Pictures

We can take care of all your image needs.

There are two basic types of images, and we can provide you with both. Let's go over the differences between them.

Raster

Explained

Raster images are typically used for photographs, digital artwork and web graphics (such as banner ads, social media content and email graphics). If you have ever seen a JPEG, GIFs, or PNG file, these are examples of Raster images. The image is made up of rows and columns of small colored boxes. Raster images are measured in Dots Per Inch (DPI) or Pixels Per Inch (PPI). Most internet sites run pictures between 72 - 100 dpi. This allows them to look amazing on your screen and also load off the internet fairly fast. Most Raster images are printed at 300 dpi, so you might need to save various versions of an image depending on how it is going to be used. We recommending saving your Raster images in the approximate size that they will be used in. So your designer is not having to stretch or shrink them. If you have a choice its always easier to go down in pixel count and size then to go up.

The Issues

The higher the pixel density, the smaller the boxes and the more the image can be enlarged before it becomes distorted. This distortion comes from the fact that as the picture increases in size so does the number of colored boxes required to make the image. The problem is the computer docent have any information on what color these new extra boxes should be, so it does its best to guess. This can cause problems, commonly referred to as a picture becoming pixilated or low resolution. If you look at a straight line or curve in Raster format, it is actually made up of three different colors. This makes it hard to print a logo using a Raster format.

The Pros

Raster formats are really great for capturing detailed images that might need those subtle changes to really have the image look lifelike. Your face and skin tone are made up of many shapes, curves and slight changes in pigment. These slight changes are better captured by a Raster image than by something with a hard line such as a Vector image.

Vector

Explained
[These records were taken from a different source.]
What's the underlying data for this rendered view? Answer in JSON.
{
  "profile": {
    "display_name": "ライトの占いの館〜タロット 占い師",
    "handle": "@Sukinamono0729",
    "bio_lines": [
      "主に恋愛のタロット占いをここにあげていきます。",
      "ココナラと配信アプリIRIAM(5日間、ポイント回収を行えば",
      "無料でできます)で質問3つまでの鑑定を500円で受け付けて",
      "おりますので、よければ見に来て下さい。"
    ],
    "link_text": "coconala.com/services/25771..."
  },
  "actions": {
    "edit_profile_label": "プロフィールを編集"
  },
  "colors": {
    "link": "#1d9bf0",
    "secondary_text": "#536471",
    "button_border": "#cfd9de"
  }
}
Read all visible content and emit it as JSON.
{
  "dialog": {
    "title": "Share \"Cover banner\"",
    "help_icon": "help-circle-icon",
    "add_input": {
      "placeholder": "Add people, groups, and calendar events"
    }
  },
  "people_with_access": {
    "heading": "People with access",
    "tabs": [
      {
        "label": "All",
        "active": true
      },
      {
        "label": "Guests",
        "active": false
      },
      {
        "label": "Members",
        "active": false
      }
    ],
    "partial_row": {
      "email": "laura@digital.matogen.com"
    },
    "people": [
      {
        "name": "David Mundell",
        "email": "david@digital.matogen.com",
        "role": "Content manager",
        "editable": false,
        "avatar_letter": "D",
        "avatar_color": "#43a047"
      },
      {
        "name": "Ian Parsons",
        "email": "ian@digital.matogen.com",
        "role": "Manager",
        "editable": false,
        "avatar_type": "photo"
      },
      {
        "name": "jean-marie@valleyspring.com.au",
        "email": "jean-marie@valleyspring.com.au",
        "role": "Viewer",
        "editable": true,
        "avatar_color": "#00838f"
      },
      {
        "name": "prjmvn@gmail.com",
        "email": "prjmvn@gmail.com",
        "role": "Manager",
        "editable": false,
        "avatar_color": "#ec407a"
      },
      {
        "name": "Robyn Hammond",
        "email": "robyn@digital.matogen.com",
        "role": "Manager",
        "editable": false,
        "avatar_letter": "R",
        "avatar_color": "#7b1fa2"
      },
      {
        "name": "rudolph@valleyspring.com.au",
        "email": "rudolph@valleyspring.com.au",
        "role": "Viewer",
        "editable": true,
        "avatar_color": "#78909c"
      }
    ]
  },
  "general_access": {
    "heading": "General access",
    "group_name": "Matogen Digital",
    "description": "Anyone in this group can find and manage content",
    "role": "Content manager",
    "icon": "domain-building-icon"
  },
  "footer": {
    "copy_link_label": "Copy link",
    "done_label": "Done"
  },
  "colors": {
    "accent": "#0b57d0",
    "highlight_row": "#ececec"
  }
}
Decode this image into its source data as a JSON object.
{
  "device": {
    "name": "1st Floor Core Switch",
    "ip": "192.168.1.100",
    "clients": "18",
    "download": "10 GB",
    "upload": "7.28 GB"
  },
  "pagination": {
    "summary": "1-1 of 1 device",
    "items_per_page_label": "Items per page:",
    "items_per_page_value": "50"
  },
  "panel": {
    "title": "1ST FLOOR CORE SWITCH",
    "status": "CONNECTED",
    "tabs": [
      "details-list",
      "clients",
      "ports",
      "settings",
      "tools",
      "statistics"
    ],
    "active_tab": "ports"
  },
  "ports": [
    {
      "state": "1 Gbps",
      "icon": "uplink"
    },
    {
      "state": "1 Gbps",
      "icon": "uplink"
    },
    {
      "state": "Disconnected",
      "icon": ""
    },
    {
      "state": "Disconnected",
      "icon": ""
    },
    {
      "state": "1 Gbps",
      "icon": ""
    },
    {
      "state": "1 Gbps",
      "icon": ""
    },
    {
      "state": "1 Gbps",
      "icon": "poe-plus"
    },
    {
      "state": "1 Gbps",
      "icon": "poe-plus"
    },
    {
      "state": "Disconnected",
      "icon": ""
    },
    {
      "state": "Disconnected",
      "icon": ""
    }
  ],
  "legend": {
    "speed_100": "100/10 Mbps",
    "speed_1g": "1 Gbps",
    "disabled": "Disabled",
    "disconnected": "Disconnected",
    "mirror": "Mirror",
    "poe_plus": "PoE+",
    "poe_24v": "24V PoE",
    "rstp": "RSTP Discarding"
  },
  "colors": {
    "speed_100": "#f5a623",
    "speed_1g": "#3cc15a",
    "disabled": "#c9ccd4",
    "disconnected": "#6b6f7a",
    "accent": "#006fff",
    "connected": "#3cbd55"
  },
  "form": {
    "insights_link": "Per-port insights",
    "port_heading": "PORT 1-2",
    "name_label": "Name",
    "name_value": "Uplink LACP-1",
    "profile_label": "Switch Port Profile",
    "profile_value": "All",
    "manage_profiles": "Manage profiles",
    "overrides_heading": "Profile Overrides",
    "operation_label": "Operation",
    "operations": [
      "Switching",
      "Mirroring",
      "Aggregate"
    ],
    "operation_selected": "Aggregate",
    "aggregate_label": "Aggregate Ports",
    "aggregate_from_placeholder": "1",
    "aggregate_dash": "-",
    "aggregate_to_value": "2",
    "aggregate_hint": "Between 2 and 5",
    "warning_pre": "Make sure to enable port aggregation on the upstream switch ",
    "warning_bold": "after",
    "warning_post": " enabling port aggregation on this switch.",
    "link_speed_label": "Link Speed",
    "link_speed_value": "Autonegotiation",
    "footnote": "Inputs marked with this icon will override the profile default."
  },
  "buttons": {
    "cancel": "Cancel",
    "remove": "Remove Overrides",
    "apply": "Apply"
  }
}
If you have ever seen detailed illustrative work, industrial illustration or a companies logos, they are most likely Vector Images. PDF, EPS, and AI are all file formats that save images in Vector Formats. Every Vector image is a mixture of lines, curves, and edges. Each line or curve runs through control points or nodes, and these points are assigned an X and Y axis location on the grid. Each of these points has a definite position on the x- and y-axes of the work plane and determines the direction of the path; further, each path may be assigned various attributes, including such values as stroke color, shape, curve, thickness, and fill. Because of this, the images size can be adjusted without affecting the image.

The Issues

Vector images have clear, sharp lines, where one thing begins, and the last things end. Some images are designed this way, such as letters in the English language. However, other images have more subtle transition points such as the human face. Using sharp lines on a subtle transition image can cause the image to look distorted or cartoonish.

The Pros

Vector images are great for logos or any image that might be used in several different places. Because they can be shrunk down to fit on a business card and blown up to fit on a highway billboard. Like we mentioned before this is because the image is made up of a collection of nodes that have a defined X and Y Axis. This node will have information on what stroke, color, shape, curve, thickness, and fill to use to get to the next node. So if the space between the nodes is shrunk down or expanded it doesn't matter. Also for any image that needs sharp clearly defined lines, it's best to go with a Vector format.